"IF ANYONE remembers Samuel Ornitz at all today, it's as a screenwriter who was one of the Hollywood 10; his reputation as a novelist didn't survive the 1920s. Despite the neglect, Ornitz is a significant literary figure whose work deserves to be kept in print and read by anyone who cares about the evolution of the American novel.
Born in 1890, Ornitz is a link between Yiddish-speaking, foreign-born American novelists such as Anzia Yezierska and Abraham Cahan, who were mainstream stylists, and the daring Jewish fiction writers of the 1930s: Daniel Fuchs, Nathanael West and Henry Roth.
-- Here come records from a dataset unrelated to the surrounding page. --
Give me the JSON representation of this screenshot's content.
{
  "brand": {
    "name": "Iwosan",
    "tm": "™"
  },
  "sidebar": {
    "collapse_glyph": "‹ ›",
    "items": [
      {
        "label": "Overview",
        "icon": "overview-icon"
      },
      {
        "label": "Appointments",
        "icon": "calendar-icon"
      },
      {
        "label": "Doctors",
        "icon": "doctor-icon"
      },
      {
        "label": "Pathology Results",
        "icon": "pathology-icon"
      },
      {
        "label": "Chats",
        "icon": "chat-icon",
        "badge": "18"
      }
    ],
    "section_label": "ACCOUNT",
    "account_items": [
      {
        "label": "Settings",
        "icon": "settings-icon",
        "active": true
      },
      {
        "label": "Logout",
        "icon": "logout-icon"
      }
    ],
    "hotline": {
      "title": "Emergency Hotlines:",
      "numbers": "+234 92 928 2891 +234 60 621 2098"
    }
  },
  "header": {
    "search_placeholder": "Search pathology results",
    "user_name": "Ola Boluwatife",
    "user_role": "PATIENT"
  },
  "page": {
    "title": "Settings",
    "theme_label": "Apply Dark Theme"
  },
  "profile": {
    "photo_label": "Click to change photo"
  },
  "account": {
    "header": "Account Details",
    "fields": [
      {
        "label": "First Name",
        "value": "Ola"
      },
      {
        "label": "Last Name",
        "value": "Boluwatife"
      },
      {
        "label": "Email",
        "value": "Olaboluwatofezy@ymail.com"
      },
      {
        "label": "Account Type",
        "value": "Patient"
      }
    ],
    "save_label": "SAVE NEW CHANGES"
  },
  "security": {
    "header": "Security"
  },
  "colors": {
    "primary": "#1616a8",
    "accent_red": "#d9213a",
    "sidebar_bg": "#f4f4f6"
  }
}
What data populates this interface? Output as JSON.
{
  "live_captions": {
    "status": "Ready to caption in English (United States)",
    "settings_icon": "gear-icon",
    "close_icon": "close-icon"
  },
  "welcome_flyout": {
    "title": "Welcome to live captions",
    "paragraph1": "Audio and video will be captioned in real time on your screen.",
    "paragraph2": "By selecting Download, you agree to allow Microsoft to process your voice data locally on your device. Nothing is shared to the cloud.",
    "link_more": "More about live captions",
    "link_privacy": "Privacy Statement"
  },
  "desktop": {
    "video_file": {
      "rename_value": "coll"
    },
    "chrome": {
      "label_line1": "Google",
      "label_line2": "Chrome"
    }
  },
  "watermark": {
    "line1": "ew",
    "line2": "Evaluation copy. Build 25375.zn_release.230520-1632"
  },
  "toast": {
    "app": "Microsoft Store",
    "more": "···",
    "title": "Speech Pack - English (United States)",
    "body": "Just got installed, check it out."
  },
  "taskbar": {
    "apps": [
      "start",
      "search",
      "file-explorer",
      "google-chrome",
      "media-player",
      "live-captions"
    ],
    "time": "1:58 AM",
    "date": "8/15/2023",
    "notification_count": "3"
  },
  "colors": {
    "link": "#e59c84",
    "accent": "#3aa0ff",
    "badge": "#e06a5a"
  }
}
Ornitz belonged to a forgotten avant-garde movement that employed stream-of-consciousness techniques before the 1922 publication of James Joyce's Ulysses brought the method to general attention."
The rest of the column in here: http://www.metroactive.com/papers/metro/08.14.97/cover/lit6-9733.html
It's quite interesting!